■ **EXERCISE BRIEF**
Copy the records. Keep every line exactly as it is.

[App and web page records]
*** Begin section ***

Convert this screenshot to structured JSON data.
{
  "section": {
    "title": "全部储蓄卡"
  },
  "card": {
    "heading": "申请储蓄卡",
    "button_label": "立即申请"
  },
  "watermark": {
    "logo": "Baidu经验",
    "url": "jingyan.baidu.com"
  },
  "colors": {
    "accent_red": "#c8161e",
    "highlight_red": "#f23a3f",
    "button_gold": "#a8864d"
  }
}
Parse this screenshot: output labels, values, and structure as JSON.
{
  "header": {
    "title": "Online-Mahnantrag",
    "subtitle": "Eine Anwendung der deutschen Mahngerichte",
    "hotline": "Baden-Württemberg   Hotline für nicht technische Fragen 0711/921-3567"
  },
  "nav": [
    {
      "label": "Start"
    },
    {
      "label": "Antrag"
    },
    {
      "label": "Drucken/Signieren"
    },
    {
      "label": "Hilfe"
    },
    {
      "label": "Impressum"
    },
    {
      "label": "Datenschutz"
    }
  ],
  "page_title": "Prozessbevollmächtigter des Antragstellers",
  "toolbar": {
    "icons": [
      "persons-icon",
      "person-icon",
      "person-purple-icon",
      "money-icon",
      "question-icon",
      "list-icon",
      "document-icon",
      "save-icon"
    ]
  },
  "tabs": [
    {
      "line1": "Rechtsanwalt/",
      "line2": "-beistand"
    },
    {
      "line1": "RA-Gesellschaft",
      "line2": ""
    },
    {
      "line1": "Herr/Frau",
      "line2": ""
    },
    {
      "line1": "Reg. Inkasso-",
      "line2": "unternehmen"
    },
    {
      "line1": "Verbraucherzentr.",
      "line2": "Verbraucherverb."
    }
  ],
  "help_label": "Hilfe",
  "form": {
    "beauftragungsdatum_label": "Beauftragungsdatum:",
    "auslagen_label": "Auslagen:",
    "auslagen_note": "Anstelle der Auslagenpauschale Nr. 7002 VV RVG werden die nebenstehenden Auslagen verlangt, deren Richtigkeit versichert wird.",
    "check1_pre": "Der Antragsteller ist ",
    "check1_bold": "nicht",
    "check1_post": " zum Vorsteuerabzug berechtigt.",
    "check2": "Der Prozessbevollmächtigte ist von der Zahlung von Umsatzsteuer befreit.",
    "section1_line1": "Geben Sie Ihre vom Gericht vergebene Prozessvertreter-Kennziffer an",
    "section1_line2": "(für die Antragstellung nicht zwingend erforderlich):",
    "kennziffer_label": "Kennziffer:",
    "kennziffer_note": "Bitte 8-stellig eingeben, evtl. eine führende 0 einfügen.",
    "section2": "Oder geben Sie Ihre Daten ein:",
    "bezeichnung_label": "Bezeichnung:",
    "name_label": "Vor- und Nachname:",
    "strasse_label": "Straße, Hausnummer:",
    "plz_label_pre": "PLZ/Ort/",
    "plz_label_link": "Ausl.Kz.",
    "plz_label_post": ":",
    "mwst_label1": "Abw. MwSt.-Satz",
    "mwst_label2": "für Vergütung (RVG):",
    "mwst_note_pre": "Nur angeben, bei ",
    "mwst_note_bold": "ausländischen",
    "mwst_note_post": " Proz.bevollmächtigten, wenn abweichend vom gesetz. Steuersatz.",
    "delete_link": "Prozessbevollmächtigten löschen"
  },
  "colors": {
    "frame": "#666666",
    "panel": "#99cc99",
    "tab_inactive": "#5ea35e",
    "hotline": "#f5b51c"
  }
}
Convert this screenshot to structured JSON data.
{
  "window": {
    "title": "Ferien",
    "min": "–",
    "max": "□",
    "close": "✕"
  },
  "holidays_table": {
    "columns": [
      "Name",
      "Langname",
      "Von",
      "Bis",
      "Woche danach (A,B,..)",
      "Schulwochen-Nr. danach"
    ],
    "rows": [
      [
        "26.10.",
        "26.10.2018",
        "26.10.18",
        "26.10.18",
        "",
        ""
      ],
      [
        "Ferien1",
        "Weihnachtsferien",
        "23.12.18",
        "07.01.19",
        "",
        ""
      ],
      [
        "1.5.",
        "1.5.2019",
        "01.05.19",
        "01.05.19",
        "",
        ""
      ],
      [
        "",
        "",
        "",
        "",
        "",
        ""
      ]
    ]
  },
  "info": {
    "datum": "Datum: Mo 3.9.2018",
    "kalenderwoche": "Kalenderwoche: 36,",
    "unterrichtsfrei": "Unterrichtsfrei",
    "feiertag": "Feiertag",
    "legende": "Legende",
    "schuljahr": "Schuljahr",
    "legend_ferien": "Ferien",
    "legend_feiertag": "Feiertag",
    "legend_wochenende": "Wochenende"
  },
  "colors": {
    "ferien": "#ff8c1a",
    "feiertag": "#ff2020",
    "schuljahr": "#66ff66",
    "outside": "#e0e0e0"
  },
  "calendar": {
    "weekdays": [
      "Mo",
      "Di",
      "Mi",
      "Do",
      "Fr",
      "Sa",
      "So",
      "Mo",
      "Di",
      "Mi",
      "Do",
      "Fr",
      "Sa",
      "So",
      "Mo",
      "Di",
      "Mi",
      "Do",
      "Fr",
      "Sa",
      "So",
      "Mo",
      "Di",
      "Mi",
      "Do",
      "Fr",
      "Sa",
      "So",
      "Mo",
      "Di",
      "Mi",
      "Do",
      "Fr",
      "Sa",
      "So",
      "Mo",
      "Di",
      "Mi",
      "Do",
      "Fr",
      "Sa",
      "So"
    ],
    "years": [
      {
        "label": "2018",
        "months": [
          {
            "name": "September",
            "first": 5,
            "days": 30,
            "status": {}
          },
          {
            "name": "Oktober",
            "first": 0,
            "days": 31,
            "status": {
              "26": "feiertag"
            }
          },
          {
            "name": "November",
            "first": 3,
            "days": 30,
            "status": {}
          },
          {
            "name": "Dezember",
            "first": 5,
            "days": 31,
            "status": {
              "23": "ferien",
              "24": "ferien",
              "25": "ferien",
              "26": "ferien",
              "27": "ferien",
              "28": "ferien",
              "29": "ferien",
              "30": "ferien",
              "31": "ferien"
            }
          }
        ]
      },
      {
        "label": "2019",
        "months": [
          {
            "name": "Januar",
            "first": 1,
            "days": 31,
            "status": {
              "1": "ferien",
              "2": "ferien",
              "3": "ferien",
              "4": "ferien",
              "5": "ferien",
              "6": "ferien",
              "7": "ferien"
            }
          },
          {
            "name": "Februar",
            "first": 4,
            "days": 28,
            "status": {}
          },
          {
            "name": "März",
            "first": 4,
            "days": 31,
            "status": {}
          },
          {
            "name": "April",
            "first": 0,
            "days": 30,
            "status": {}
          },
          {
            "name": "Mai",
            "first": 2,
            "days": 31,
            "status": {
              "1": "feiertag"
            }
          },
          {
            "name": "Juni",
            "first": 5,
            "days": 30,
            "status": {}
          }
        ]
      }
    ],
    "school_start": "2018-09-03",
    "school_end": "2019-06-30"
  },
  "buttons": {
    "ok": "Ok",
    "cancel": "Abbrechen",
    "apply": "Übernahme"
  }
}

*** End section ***

■ **RESPONSE TO THIS EXERCISE**
Convert this screenshot to structured JSON data.
{
  "section": {
    "title": "全部储蓄卡"
  },
  "card": {
    "heading": "申请储蓄卡",
    "button_label": "立即申请"
  },
  "watermark": {
    "logo": "Baidu经验",
    "url": "jingyan.baidu.com"
  },
  "colors": {
    "accent_red": "#c8161e",
    "highlight_red": "#f23a3f",
    "button_gold": "#a8864d"
  }
}
Parse this screenshot: output labels, values, and structure as JSON.
{
  "header": {
    "title": "Online-Mahnantrag",
    "subtitle": "Eine Anwendung der deutschen Mahngerichte",
    "hotline": "Baden-Württemberg   Hotline für nicht technische Fragen 0711/921-3567"
  },
  "nav": [
    {
      "label": "Start"
    },
    {
      "label": "Antrag"
    },
    {
      "label": "Drucken/Signieren"
    },
    {
      "label": "Hilfe"
    },
    {
      "label": "Impressum"
    },
    {
      "label": "Datenschutz"
    }
  ],
  "page_title": "Prozessbevollmächtigter des Antragstellers",
  "toolbar": {
    "icons": [
      "persons-icon",
      "person-icon",
      "person-purple-icon",
      "money-icon",
      "question-icon",
      "list-icon",
      "document-icon",
      "save-icon"
    ]
  },
  "tabs": [
    {
      "line1": "Rechtsanwalt/",
      "line2": "-beistand"
    },
    {
      "line1": "RA-Gesellschaft",
      "line2": ""
    },
    {
      "line1": "Herr/Frau",
      "line2": ""
    },
    {
      "line1": "Reg. Inkasso-",
      "line2": "unternehmen"
    },
    {
      "line1": "Verbraucherzentr.",
      "line2": "Verbraucherverb."
    }
  ],
  "help_label": "Hilfe",
  "form": {
    "beauftragungsdatum_label": "Beauftragungsdatum:",
    "auslagen_label": "Auslagen:",
    "auslagen_note": "Anstelle der Auslagenpauschale Nr. 7002 VV RVG werden die nebenstehenden Auslagen verlangt, deren Richtigkeit versichert wird.",
    "check1_pre": "Der Antragsteller ist ",
    "check1_bold": "nicht",
    "check1_post": " zum Vorsteuerabzug berechtigt.",
    "check2": "Der Prozessbevollmächtigte ist von der Zahlung von Umsatzsteuer befreit.",
    "section1_line1": "Geben Sie Ihre vom Gericht vergebene Prozessvertreter-Kennziffer an",
    "section1_line2": "(für die Antragstellung nicht zwingend erforderlich):",
    "kennziffer_label": "Kennziffer:",
    "kennziffer_note": "Bitte 8-stellig eingeben, evtl. eine führende 0 einfügen.",
    "section2": "Oder geben Sie Ihre Daten ein:",
    "bezeichnung_label": "Bezeichnung:",
    "name_label": "Vor- und Nachname:",
    "strasse_label": "Straße, Hausnummer:",
    "plz_label_pre": "PLZ/Ort/",
    "plz_label_link": "Ausl.Kz.",
    "plz_label_post": ":",
    "mwst_label1": "Abw. MwSt.-Satz",
    "mwst_label2": "für Vergütung (RVG):",
    "mwst_note_pre": "Nur angeben, bei ",
    "mwst_note_bold": "ausländischen",
    "mwst_note_post": " Proz.bevollmächtigten, wenn abweichend vom gesetz. Steuersatz.",
    "delete_link": "Prozessbevollmächtigten löschen"
  },
  "colors": {
    "frame": "#666666",
    "panel": "#99cc99",
    "tab_inactive": "#5ea35e",
    "hotline": "#f5b51c"
  }
}
Convert this screenshot to structured JSON data.
{
  "window": {
    "title": "Ferien",
    "min": "–",
    "max": "□",
    "close": "✕"
  },
  "holidays_table": {
    "columns": [
      "Name",
      "Langname",
      "Von",
      "Bis",
      "Woche danach (A,B,..)",
      "Schulwochen-Nr. danach"
    ],
    "rows": [
      [
        "26.10.",
        "26.10.2018",
        "26.10.18",
        "26.10.18",
        "",
        ""
      ],
      [
        "Ferien1",
        "Weihnachtsferien",
        "23.12.18",
        "07.01.19",
        "",
        ""
      ],
      [
        "1.5.",
        "1.5.2019",
        "01.05.19",
        "01.05.19",
        "",
        ""
      ],
      [
        "",
        "",
        "",
        "",
        "",
        ""
      ]
    ]
  },
  "info": {
    "datum": "Datum: Mo 3.9.2018",
    "kalenderwoche": "Kalenderwoche: 36,",
    "unterrichtsfrei": "Unterrichtsfrei",
    "feiertag": "Feiertag",
    "legende": "Legende",
    "schuljahr": "Schuljahr",
    "legend_ferien": "Ferien",
    "legend_feiertag": "Feiertag",
    "legend_wochenende": "Wochenende"
  },
  "colors": {
    "ferien": "#ff8c1a",
    "feiertag": "#ff2020",
    "schuljahr": "#66ff66",
    "outside": "#e0e0e0"
  },
  "calendar": {
    "weekdays": [
      "Mo",
      "Di",
      "Mi",
      "Do",
      "Fr",
      "Sa",
      "So",
      "Mo",
      "Di",
      "Mi",
      "Do",
      "Fr",
      "Sa",
      "So",
      "Mo",
      "Di",
      "Mi",
      "Do",
      "Fr",
      "Sa",
      "So",
      "Mo",
      "Di",
      "Mi",
      "Do",
      "Fr",
      "Sa",
      "So",
      "Mo",
      "Di",
      "Mi",
      "Do",
      "Fr",
      "Sa",
      "So",
      "Mo",
      "Di",
      "Mi",
      "Do",
      "Fr",
      "Sa",
      "So"
    ],
    "years": [
      {
        "label": "2018",
        "months": [
          {
            "name": "September",
            "first": 5,
            "days": 30,
            "status": {}
          },
          {
            "name": "Oktober",
            "first": 0,
            "days": 31,
            "status": {
              "26": "feiertag"
            }
          },
          {
            "name": "November",
            "first": 3,
            "days": 30,
            "status": {}
          },
          {
            "name": "Dezember",
            "first": 5,
            "days": 31,
            "status": {
              "23": "ferien",
              "24": "ferien",
              "25": "ferien",
              "26": "ferien",
              "27": "ferien",
              "28": "ferien",
              "29": "ferien",
              "30": "ferien",
              "31": "ferien"
            }
          }
        ]
      },
      {
        "label": "2019",
        "months": [
          {
            "name": "Januar",
            "first": 1,
            "days": 31,
            "status": {
              "1": "ferien",
              "2": "ferien",
              "3": "ferien",
              "4": "ferien",
              "5": "ferien",
              "6": "ferien",
              "7": "ferien"
            }
          },
          {
            "name": "Februar",
            "first": 4,
            "days": 28,
            "status": {}
          },
          {
            "name": "März",
            "first": 4,
            "days": 31,
            "status": {}
          },
          {
            "name": "April",
            "first": 0,
            "days": 30,
            "status": {}
          },
          {
            "name": "Mai",
            "first": 2,
            "days": 31,
            "status": {
              "1": "feiertag"
            }
          },
          {
            "name": "Juni",
            "first": 5,
            "days": 30,
            "status": {}
          }
        ]
      }
    ],
    "school_start": "2018-09-03",
    "school_end": "2019-06-30"
  },
  "buttons": {
    "ok": "Ok",
    "cancel": "Abbrechen",
    "apply": "Übernahme"
  }
}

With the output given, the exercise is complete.